The expected output is each line below containing "JSON", copied in full.

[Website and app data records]

====

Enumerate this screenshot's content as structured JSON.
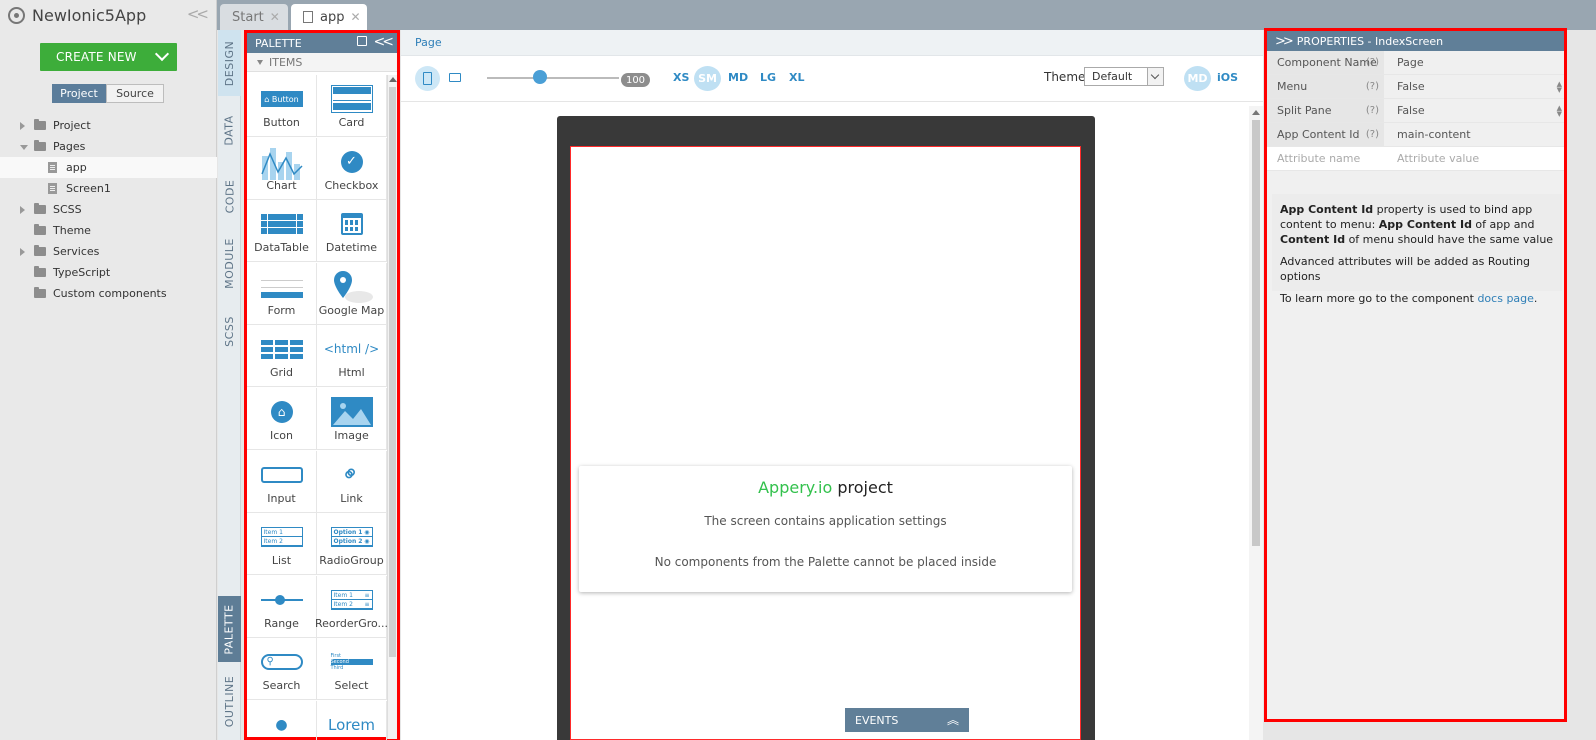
{
  "app": {
    "name": "NewIonic5App",
    "create_new_label": "CREATE NEW"
  },
  "project_tabs": [
    {
      "label": "Project",
      "active": true
    },
    {
      "label": "Source",
      "active": false
    }
  ],
  "tree": [
    {
      "label": "Project",
      "kind": "folder",
      "expandable": true,
      "open": false
    },
    {
      "label": "Pages",
      "kind": "folder",
      "expandable": true,
      "open": true
    },
    {
      "label": "app",
      "kind": "file",
      "child": true,
      "selected": true
    },
    {
      "label": "Screen1",
      "kind": "file",
      "child": true,
      "selected": false
    },
    {
      "label": "SCSS",
      "kind": "folder",
      "expandable": true,
      "open": false
    },
    {
      "label": "Theme",
      "kind": "folder",
      "expandable": false
    },
    {
      "label": "Services",
      "kind": "folder",
      "expandable": true,
      "open": false
    },
    {
      "label": "TypeScript",
      "kind": "folder",
      "expandable": false
    },
    {
      "label": "Custom components",
      "kind": "folder",
      "expandable": false
    }
  ],
  "doc_tabs": [
    {
      "label": "Start",
      "active": false
    },
    {
      "label": "app",
      "active": true
    }
  ],
  "side_tabs": {
    "top": [
      "DESIGN",
      "DATA",
      "CODE",
      "MODULE",
      "SCSS"
    ],
    "bottom": [
      "PALETTE",
      "OUTLINE"
    ]
  },
  "palette": {
    "title": "PALETTE",
    "section": "ITEMS",
    "items": [
      {
        "label": "Button",
        "icon": "button-icon",
        "icon_text": "Button"
      },
      {
        "label": "Card",
        "icon": "card-icon"
      },
      {
        "label": "Chart",
        "icon": "chart-icon"
      },
      {
        "label": "Checkbox",
        "icon": "checkbox-icon"
      },
      {
        "label": "DataTable",
        "icon": "datatable-icon"
      },
      {
        "label": "Datetime",
        "icon": "calendar-icon"
      },
      {
        "label": "Form",
        "icon": "form-icon"
      },
      {
        "label": "Google Map",
        "icon": "map-pin-icon"
      },
      {
        "label": "Grid",
        "icon": "grid-icon"
      },
      {
        "label": "Html",
        "icon": "html-icon",
        "icon_text": "<html />"
      },
      {
        "label": "Icon",
        "icon": "home-icon"
      },
      {
        "label": "Image",
        "icon": "image-icon"
      },
      {
        "label": "Input",
        "icon": "input-icon"
      },
      {
        "label": "Link",
        "icon": "link-icon"
      },
      {
        "label": "List",
        "icon": "list-icon",
        "icon_lines": [
          "Item 1",
          "Item 2"
        ]
      },
      {
        "label": "RadioGroup",
        "icon": "radio-group-icon",
        "icon_lines": [
          "Option 1",
          "Option 2"
        ]
      },
      {
        "label": "Range",
        "icon": "range-icon"
      },
      {
        "label": "ReorderGro...",
        "icon": "reorder-icon",
        "icon_lines": [
          "Item 1",
          "Item 2"
        ]
      },
      {
        "label": "Search",
        "icon": "search-icon"
      },
      {
        "label": "Select",
        "icon": "select-icon"
      },
      {
        "label": "",
        "icon": "dots-icon"
      },
      {
        "label": "",
        "icon": "text-icon",
        "icon_text": "Lorem"
      }
    ]
  },
  "design": {
    "breadcrumb": "Page",
    "zoom_value": "100",
    "zoom_fraction": 0.4,
    "breakpoints": [
      {
        "label": "XS",
        "active": false
      },
      {
        "label": "SM",
        "active": true
      },
      {
        "label": "MD",
        "active": false
      },
      {
        "label": "LG",
        "active": false
      },
      {
        "label": "XL",
        "active": false
      }
    ],
    "theme_label": "Theme:",
    "theme_value": "Default",
    "mode_md": "MD",
    "mode_ios": "iOS",
    "card": {
      "brand": "Appery.io",
      "title_rest": " project",
      "line1": "The screen contains application settings",
      "line2": "No components from the Palette cannot be placed inside"
    },
    "events_label": "EVENTS"
  },
  "properties": {
    "title": "PROPERTIES - IndexScreen",
    "rows": [
      {
        "name": "Component Name",
        "help": "(?)",
        "value": "Page",
        "spinner": false
      },
      {
        "name": "Menu",
        "help": "(?)",
        "value": "False",
        "spinner": true
      },
      {
        "name": "Split Pane",
        "help": "(?)",
        "value": "False",
        "spinner": true
      },
      {
        "name": "App Content Id",
        "help": "(?)",
        "value": "main-content",
        "spinner": false
      }
    ],
    "attr_name_placeholder": "Attribute name",
    "attr_value_placeholder": "Attribute value",
    "desc": {
      "p1_b1": "App Content Id",
      "p1_t1": " property is used to bind app content to menu: ",
      "p1_b2": "App Content Id",
      "p1_t2": " of app and ",
      "p1_b3": "Content Id",
      "p1_t3": " of menu should have the same value",
      "p2": "Advanced attributes will be added as Routing options",
      "p3_text": "To learn more go to the component ",
      "p3_link": "docs page",
      "p3_end": "."
    }
  },
  "colors": {
    "accent": "#2f8ac4",
    "create_button": "#3dad3a",
    "header": "#607f98",
    "highlight_border": "#ff0000",
    "brand_green": "#33c14d"
  }
}
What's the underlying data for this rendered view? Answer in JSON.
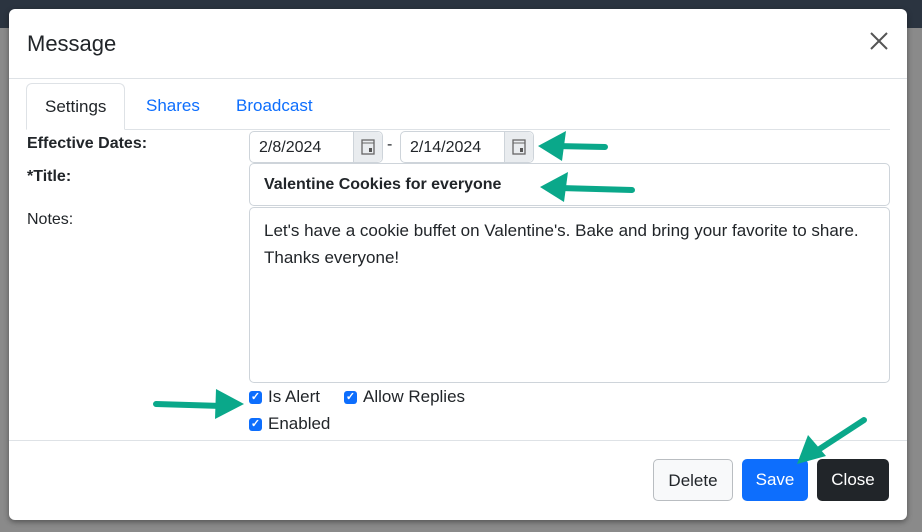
{
  "modal": {
    "title": "Message"
  },
  "tabs": [
    {
      "label": "Settings",
      "active": true
    },
    {
      "label": "Shares"
    },
    {
      "label": "Broadcast"
    }
  ],
  "form": {
    "effective_dates_label": "Effective Dates:",
    "start_date": "2/8/2024",
    "date_separator": "-",
    "end_date": "2/14/2024",
    "title_label": "*Title:",
    "title_value": "Valentine Cookies for everyone",
    "notes_label": "Notes:",
    "notes_value": "Let's have a cookie buffet on Valentine's. Bake and bring your favorite to share. Thanks everyone!",
    "checkboxes": [
      {
        "label": "Is Alert",
        "checked": true
      },
      {
        "label": "Allow Replies",
        "checked": true
      },
      {
        "label": "Enabled",
        "checked": true
      }
    ]
  },
  "footer": {
    "delete": "Delete",
    "save": "Save",
    "close": "Close"
  },
  "colors": {
    "primary": "#0d6efd",
    "dark": "#212529",
    "annotation_arrow": "#0aa88a"
  }
}
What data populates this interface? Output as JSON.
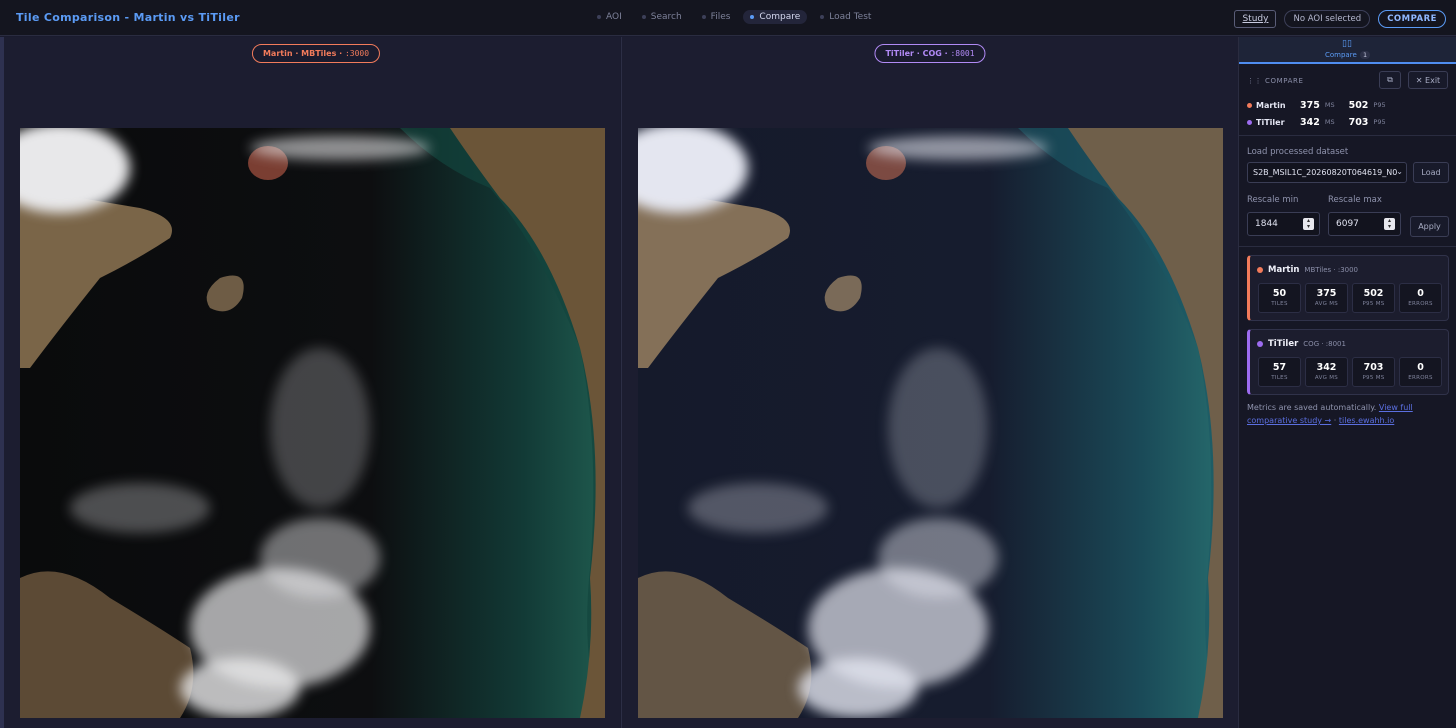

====

Problem solution >>
Enumerate this screenshot's content as structured JSON.
What's the underlying data for this rendered view? Answer in JSON.
What data populates this interface? Output as JSON.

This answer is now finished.